The Brennan Center has filed public records requests with LAPD and the police department from other major cities, finding, among other things, that “LAPD instructs its officers to collect social media account information from those they personally encounter using field interview (FI) cards.” Gives. ” LAPD initially refused to make the documents available but later provided more than 6,000 pages after the Brainen Center Case against the department.
Such a document, a Memo In May 2015, LAPD chief Charlie Beck said, “At the end of the FI report, officials should ask for information on a person’s social media and e-mail account and include it in the ‘Additional Information’ box.” These include Twitter, Instagram or Facebook profiles, the memo said.
This may be an unusual policy although LAPD has been doing it for years. “Obviously, the authorities do not prevent them from filling out the FI card for every interaction assigned to their patrol,” he said. Wrote Marine Pat Duer, a lawyer and Fellow of the Liberty and National Security Program at the Brennan Center. “Significantly, our review of FI cards in 40 other cities did not reveal any other police department that collects social media data using the card, although details are scarce.” The center “reviewed publicly available documents to determine if other police departments regularly collected social media during field interviews.”
While people may refuse to give officers details of their social media accounts, many do not know their rights and may feel pressured to provide information, Doer told Ars. “The court found that stopping individuals and asking for voluntary information did not violate the Fourth Amendment and that people were free to respond.” “However, depending on the circumstances of the stop, people may not feel that freedom to leave without responding. They may not know their rights, or they may want to make sure that providing information provides a quick end to the encounter so that it is not guaranteed.” Growing. “
The Brennan Center has also sought police department records from Boston, New York City, Baltimore and Washington DC since January 2020, but Still fighting Get all the requested information.
Data enables ‘large-scale observation’
According to the International Association, a person’s brief detention, on foot or in a vehicle, is defined on the basis of reasonable suspicion for the purpose of identifying a person and dispelling an officer’s suspicions regarding criminal activity. Police chiefs Model policy for field interview and pat down search. Field-interview cards can play an important role in investigations.
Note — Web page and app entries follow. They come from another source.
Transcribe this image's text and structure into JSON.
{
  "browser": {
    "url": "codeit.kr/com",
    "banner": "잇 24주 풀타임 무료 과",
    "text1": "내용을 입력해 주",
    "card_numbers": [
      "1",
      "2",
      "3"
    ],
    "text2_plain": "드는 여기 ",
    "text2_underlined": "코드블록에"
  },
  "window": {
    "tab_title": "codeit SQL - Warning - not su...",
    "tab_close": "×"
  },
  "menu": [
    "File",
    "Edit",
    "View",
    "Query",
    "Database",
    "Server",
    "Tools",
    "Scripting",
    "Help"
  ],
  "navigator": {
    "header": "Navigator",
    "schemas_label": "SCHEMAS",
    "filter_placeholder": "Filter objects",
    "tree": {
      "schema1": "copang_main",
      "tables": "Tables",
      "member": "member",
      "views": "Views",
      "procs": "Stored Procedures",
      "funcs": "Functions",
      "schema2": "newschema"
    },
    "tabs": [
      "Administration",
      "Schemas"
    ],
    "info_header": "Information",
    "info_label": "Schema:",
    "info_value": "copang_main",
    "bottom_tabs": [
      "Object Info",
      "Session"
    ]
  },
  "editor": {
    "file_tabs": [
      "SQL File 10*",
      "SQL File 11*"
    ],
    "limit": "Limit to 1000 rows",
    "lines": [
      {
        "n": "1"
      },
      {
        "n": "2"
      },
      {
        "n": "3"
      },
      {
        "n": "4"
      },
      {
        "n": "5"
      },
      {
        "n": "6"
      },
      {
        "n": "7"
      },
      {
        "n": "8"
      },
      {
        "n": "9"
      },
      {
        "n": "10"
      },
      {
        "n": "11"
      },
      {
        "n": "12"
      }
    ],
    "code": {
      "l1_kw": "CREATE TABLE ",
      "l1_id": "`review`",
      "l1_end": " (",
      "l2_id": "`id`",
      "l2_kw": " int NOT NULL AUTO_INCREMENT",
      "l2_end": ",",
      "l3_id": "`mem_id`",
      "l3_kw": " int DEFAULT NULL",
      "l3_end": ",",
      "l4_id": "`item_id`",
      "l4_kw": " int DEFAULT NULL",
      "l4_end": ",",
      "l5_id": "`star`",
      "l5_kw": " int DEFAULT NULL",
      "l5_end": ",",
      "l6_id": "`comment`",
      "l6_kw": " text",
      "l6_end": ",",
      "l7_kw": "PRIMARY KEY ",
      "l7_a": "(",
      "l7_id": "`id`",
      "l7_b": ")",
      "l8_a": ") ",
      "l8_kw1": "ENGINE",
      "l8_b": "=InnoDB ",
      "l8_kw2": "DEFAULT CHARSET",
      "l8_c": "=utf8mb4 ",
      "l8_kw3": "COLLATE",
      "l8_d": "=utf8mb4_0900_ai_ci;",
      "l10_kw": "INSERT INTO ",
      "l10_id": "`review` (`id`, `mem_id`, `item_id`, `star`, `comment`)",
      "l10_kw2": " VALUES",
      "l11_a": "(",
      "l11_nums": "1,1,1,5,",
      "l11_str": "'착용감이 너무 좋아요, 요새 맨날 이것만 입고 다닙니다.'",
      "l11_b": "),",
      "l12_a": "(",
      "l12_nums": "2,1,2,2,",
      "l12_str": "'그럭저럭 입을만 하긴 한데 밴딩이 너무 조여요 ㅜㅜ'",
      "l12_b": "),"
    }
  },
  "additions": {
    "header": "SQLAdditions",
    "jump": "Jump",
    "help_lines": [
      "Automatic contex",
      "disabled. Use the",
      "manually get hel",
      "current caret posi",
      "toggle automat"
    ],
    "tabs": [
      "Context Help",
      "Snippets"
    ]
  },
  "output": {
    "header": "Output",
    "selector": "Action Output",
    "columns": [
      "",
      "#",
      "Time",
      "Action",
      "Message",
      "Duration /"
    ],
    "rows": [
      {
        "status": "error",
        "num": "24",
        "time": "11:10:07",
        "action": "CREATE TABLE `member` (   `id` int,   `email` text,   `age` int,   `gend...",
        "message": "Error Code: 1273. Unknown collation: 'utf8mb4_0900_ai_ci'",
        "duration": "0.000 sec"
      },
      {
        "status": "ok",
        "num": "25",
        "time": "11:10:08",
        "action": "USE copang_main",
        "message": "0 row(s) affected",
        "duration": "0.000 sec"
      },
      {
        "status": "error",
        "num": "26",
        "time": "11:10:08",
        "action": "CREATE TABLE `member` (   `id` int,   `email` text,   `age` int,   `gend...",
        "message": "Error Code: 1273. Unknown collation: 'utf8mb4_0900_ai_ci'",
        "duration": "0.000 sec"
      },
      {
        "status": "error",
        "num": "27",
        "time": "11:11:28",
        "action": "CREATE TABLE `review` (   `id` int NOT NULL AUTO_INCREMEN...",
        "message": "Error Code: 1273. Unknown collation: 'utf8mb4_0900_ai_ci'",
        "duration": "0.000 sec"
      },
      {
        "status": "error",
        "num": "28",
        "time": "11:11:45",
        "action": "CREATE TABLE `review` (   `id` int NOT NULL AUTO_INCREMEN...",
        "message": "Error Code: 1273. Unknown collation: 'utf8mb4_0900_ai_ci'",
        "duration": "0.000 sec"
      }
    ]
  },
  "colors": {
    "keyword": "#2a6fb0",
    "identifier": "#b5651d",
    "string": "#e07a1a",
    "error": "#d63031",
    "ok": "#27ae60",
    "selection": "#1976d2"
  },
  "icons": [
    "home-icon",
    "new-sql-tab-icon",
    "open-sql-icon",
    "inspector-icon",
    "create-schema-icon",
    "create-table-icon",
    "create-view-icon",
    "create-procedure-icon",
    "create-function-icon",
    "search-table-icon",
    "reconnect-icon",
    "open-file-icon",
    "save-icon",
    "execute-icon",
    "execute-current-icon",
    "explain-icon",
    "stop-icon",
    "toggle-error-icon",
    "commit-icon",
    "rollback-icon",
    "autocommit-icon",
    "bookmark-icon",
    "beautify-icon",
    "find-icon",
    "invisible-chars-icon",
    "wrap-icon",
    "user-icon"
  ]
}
“These cards help to monitor both those who have been collected and their friends, family and associates on a large scale এমনকি even those who have no suspicion of crime,” Doer wrote. “Information is provided from the card Palantir, A system through which LAPD collects data from a wide range of sources to enhance its monitoring and analysis capabilities. “
Officials apparently have extensive discretion in recording information about a person and, in some cases, falsified the information entered. Last year, Los Angeles Times Found That LAPD “investigates under the investigation for officers who allege that the field interview cards were falsified and played a major role in creating the cards that portrayed people as gang members.” The LAPD’s “Metropolitan Division consists of about 4 percent of the force but more than 20 percent of the department’s field interview cards issued in the last 18 months.” Bar Wrote. Police officers can fill out these cards “anyone can record their encounter with them,” the report added.